* **Record excerpts**
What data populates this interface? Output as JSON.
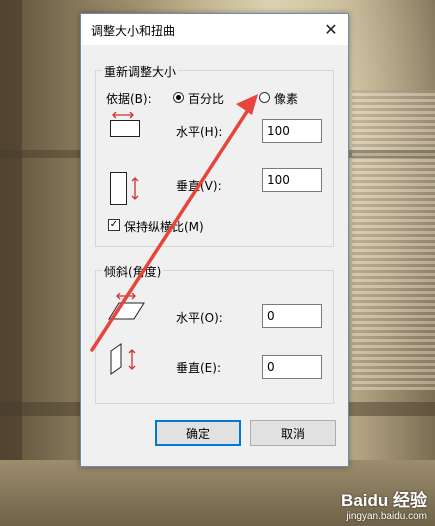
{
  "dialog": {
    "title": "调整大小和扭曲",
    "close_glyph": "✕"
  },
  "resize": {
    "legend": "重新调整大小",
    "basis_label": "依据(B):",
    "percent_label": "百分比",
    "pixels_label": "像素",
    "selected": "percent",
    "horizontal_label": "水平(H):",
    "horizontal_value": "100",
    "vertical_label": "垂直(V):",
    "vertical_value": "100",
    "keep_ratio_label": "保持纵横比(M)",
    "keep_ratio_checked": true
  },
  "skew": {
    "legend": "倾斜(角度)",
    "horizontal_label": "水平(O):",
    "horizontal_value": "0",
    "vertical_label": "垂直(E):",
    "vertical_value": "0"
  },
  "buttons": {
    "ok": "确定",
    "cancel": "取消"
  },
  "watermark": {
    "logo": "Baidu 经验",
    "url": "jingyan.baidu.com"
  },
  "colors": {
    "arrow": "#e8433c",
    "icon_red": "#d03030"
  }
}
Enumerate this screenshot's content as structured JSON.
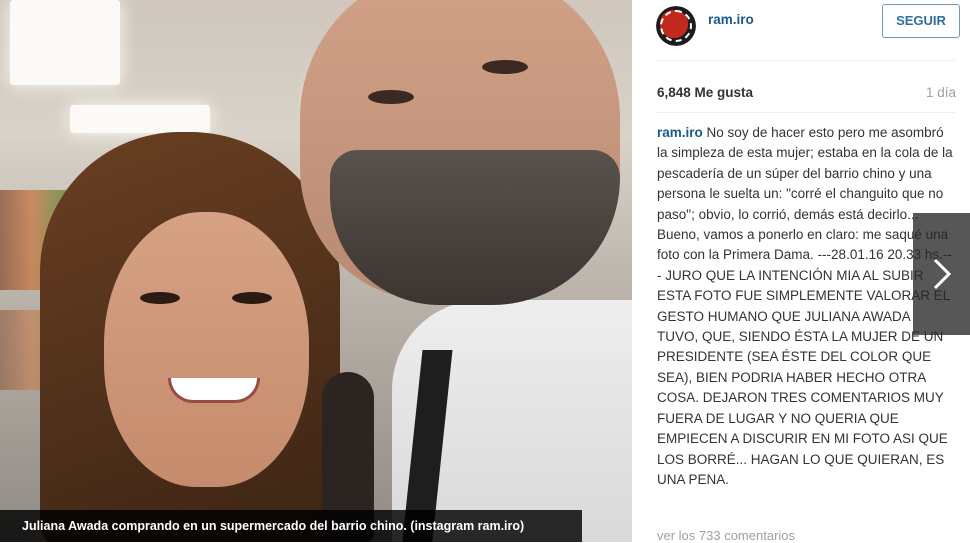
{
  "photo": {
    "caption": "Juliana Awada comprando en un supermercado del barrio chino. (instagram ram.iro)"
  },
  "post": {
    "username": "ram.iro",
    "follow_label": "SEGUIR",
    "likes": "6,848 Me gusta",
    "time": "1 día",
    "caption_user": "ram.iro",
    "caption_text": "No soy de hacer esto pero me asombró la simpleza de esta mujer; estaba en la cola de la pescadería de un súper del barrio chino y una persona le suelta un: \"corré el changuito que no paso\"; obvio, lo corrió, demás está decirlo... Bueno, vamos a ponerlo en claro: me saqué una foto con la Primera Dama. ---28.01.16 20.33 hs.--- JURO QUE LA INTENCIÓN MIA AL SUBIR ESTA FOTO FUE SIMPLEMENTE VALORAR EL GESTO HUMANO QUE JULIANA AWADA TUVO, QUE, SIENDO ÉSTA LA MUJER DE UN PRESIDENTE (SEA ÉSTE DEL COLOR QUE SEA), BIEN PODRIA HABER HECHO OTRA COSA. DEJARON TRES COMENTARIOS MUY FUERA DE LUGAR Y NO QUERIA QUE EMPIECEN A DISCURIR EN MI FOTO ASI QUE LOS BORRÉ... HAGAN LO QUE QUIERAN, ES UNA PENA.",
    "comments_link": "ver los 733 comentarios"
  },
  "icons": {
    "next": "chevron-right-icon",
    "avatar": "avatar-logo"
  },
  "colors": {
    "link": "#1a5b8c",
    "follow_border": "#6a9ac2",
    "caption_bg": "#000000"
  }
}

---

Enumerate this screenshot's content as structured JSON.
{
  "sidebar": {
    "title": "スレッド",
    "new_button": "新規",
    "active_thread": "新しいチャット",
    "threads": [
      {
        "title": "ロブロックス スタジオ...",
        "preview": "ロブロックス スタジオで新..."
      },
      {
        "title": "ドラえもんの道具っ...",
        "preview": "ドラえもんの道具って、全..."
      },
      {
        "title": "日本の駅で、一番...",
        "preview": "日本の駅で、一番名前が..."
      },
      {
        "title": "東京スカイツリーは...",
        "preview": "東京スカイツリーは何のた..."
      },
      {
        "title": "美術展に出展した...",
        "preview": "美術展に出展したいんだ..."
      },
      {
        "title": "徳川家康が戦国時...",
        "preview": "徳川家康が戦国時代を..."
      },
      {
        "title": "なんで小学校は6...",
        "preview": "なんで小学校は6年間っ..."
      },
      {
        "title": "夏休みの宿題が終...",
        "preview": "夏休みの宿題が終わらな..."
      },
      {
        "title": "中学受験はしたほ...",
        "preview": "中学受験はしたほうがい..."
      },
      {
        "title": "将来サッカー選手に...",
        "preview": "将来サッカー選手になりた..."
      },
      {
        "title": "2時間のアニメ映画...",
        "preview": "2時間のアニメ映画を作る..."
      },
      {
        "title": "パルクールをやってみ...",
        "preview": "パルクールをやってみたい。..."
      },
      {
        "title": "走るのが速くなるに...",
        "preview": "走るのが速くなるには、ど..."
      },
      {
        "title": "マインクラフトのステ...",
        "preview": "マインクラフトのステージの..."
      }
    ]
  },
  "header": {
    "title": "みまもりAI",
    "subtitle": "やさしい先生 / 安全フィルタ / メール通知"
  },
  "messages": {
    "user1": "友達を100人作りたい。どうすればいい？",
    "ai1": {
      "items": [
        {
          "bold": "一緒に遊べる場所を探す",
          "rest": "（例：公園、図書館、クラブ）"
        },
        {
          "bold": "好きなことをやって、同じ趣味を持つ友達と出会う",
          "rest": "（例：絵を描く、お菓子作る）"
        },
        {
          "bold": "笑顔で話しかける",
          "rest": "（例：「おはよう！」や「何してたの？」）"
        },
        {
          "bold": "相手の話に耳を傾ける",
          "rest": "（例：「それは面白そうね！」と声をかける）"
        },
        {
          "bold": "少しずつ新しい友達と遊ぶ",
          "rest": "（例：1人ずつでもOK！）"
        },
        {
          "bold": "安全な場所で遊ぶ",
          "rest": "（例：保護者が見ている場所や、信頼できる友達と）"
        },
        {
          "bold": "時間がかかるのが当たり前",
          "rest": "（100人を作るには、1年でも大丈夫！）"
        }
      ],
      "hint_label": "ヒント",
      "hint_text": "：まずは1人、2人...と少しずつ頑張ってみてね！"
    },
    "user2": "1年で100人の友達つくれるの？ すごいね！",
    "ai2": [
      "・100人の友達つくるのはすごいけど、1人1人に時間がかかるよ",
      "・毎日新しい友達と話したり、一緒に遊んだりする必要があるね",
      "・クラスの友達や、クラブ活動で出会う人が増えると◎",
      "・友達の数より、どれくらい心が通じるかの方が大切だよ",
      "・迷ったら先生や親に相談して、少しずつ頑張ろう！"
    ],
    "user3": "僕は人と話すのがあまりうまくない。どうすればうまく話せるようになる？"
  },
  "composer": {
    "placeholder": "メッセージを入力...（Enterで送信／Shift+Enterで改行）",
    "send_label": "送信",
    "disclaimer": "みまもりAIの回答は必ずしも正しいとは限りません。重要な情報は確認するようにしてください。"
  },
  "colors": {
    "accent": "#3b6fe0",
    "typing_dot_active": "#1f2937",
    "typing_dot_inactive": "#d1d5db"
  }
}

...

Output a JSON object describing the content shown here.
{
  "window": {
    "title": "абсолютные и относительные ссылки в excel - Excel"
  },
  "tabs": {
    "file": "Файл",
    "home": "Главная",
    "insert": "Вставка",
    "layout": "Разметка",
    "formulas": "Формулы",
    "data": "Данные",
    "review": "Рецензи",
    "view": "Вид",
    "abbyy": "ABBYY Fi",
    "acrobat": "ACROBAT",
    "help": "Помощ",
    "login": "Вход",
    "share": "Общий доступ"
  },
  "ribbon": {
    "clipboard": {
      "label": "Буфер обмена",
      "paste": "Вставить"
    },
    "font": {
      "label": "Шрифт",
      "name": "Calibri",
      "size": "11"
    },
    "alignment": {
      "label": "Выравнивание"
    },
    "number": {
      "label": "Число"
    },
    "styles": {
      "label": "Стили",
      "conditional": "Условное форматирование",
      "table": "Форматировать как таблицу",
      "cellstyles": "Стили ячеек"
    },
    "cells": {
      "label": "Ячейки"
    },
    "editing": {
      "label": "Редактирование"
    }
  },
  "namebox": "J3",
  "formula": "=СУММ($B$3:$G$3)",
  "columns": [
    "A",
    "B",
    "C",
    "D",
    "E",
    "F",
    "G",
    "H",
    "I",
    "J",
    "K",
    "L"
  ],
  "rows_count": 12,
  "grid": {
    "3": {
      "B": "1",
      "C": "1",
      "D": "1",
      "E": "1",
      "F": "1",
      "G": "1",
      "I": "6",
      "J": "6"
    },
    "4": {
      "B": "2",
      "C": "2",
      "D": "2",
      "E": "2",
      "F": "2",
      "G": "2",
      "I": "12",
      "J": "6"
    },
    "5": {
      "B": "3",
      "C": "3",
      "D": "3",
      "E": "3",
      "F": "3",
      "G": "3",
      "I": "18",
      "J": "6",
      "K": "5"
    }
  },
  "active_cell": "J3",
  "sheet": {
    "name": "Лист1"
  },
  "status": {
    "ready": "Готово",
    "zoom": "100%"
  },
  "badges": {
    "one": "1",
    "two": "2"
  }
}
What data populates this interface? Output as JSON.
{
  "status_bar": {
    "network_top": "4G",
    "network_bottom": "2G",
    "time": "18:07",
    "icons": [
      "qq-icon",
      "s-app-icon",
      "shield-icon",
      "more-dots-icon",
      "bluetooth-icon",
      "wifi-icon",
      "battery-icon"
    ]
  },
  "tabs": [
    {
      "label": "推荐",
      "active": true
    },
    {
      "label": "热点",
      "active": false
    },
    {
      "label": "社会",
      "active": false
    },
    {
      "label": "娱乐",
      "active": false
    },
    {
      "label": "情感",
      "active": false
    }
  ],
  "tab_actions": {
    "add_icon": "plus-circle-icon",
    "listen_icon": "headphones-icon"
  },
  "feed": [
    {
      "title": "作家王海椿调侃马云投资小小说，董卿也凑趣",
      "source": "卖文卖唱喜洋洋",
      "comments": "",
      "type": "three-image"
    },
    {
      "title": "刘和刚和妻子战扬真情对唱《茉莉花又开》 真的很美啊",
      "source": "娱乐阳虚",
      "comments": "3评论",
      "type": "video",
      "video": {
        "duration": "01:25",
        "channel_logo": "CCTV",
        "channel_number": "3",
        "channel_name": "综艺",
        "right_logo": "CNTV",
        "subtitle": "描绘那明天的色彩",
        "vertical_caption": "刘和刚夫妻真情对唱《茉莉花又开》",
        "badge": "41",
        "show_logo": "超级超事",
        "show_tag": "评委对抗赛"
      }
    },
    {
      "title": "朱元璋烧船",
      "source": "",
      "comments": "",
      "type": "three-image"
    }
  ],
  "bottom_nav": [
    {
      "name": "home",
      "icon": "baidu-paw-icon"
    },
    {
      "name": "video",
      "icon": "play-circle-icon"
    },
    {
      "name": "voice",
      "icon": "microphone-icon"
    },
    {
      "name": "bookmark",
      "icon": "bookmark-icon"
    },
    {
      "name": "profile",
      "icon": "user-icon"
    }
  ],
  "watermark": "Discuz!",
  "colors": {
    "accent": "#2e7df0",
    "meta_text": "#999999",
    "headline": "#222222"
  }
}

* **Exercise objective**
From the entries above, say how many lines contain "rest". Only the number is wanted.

* **Task output**
7